malian genomes, making it feasible to collect high-resolution, whole-genome sequences of a range of mammals. This technology could be used to sample Homo sapiens and other mammalian populations with varying ecologies from all parts of Africa, to enable comparisons of genetic changes with climate changes over the past 200,000 years. Climatic changes could also be contrasted with estimated population sizes of H. sapiens and other mammals, based on population genetics parameters, during this time period.
Selected investigations of ecosystem dynamics through the collection of modern climate and calibration data will more accurately quantify the relationships between the environment and proxy records of the environment preserved in sediments and fossils. An important contribution to the understanding of evolutionary and environmental dynamics is the analysis of fauna and flora associated, geographically and temporally, with hominin fossils. An increased focus on adaptations in the faunal and floral assemblages associated with hominins—and by contrast, those that are not associated with hominins—will provide an invaluable resource for understanding the interaction between hominin evolution and past climates.

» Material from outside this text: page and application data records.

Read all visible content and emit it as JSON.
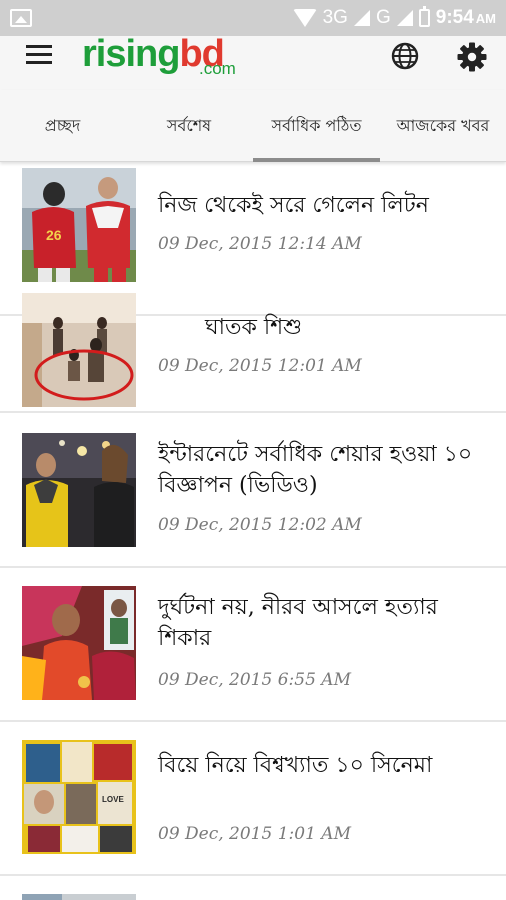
{
  "status_bar": {
    "network_3g": "3G",
    "network_g": "G",
    "time": "9:54",
    "ampm": "AM"
  },
  "app_bar": {
    "logo_text_main": "rising",
    "logo_text_bd": "bd",
    "logo_text_com": ".com",
    "brand_green": "#1e9e3a",
    "brand_red": "#e03a2f"
  },
  "tabs": [
    {
      "label": "প্রচ্ছদ"
    },
    {
      "label": "সর্বশেষ"
    },
    {
      "label": "সর্বাধিক পঠিত",
      "selected": true
    },
    {
      "label": "আজকের খবর"
    }
  ],
  "articles": [
    {
      "title": "নিজ থেকেই সরে গেলেন লিটন",
      "date": "09 Dec, 2015 12:14 AM",
      "thumb": "cricket-players"
    },
    {
      "title": "ঘাতক শিশু",
      "date": "09 Dec, 2015 12:01 AM",
      "thumb": "cctv-child-circled"
    },
    {
      "title": "ইন্টারনেটে সর্বাধিক শেয়ার হওয়া ১০ বিজ্ঞাপন (ভিডিও)",
      "date": "09 Dec, 2015 12:02 AM",
      "thumb": "street-crowd"
    },
    {
      "title": "দুর্ঘটনা নয়, নীরব আসলে হত্যার শিকার",
      "date": "09 Dec, 2015 6:55 AM",
      "thumb": "family-photo"
    },
    {
      "title": "বিয়ে নিয়ে বিশ্বখ্যাত ১০ সিনেমা",
      "date": "09 Dec, 2015 1:01 AM",
      "thumb": "movie-posters"
    }
  ]
}
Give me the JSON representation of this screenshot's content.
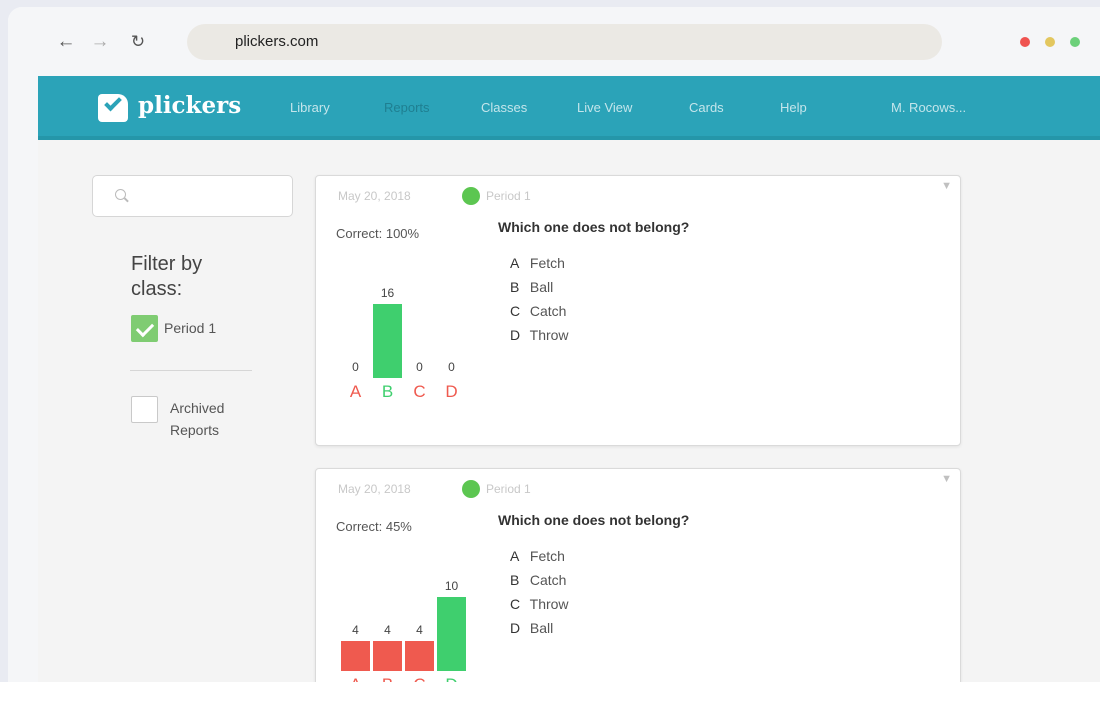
{
  "browser": {
    "url": "plickers.com",
    "dot_colors": [
      "#ef5350",
      "#e3c75f",
      "#6cd07a"
    ]
  },
  "app": {
    "logo": "plickers",
    "nav": [
      "Library",
      "Reports",
      "Classes",
      "Live View",
      "Cards",
      "Help",
      "M. Rocows..."
    ],
    "active_nav": "Reports",
    "accent": "#2ba3b8"
  },
  "sidebar": {
    "filter_title": "Filter by class:",
    "class_filter": {
      "label": "Period 1",
      "checked": true
    },
    "archived": {
      "label": "Archived Reports",
      "checked": false
    }
  },
  "reports": [
    {
      "date": "May 20, 2018",
      "class": "Period 1",
      "correct": "Correct: 100%",
      "question": "Which one does not belong?",
      "choices": [
        {
          "letter": "A",
          "text": "Fetch"
        },
        {
          "letter": "B",
          "text": "Ball"
        },
        {
          "letter": "C",
          "text": "Catch"
        },
        {
          "letter": "D",
          "text": "Throw"
        }
      ],
      "chart_data": {
        "type": "bar",
        "categories": [
          "A",
          "B",
          "C",
          "D"
        ],
        "values": [
          0,
          16,
          0,
          0
        ],
        "correct": [
          "B"
        ]
      }
    },
    {
      "date": "May 20, 2018",
      "class": "Period 1",
      "correct": "Correct: 45%",
      "question": "Which one does not belong?",
      "choices": [
        {
          "letter": "A",
          "text": "Fetch"
        },
        {
          "letter": "B",
          "text": "Catch"
        },
        {
          "letter": "C",
          "text": "Throw"
        },
        {
          "letter": "D",
          "text": "Ball"
        }
      ],
      "chart_data": {
        "type": "bar",
        "categories": [
          "A",
          "B",
          "C",
          "D"
        ],
        "values": [
          4,
          4,
          4,
          10
        ],
        "correct": [
          "D"
        ]
      }
    }
  ],
  "colors": {
    "correct": "#3fcf6e",
    "incorrect": "#ef5a4f",
    "page_bg": "#f4f4f4"
  }
}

Development of the informatics and data archiving tools needed to provide permanent storage for the wide array of information collected by the activities listed above, and to facilitate continued access to this information. An important corollary requirement will be speedy community access to samples and their derived data within all of the disciplinary areas encompassed by this initiative—the hominin fossils and their associated fauna and flora; as well as the ocean, lake, and terrestrial drilling samples and data.
The coordination and management of a major international scientific program for International Climate and Human Evolution Research would require a science advisory structure, with members representing the broader scientific community and with a broad vision of how these research components relate to each other, to foster communication among disciplinary groups, coordinate the implementation elements, and convey the science community’s priorities to funding agencies. On the basis of community input, an advisory committee would establish and periodically update plans for exploration, drilling, and modeling, and prioritize regions to be investigated. This committee would require sufficient funding to sponsor a range of workshops and town meetings, spanning the full range of disciplines associated with this research enterprise, to obtain and distill community input.
The public is fascinated by media accounts and documentaries on human evolution and the long-term origin of our species. Additionally, climate change has become a focal point for public interest. The intersection of these two broad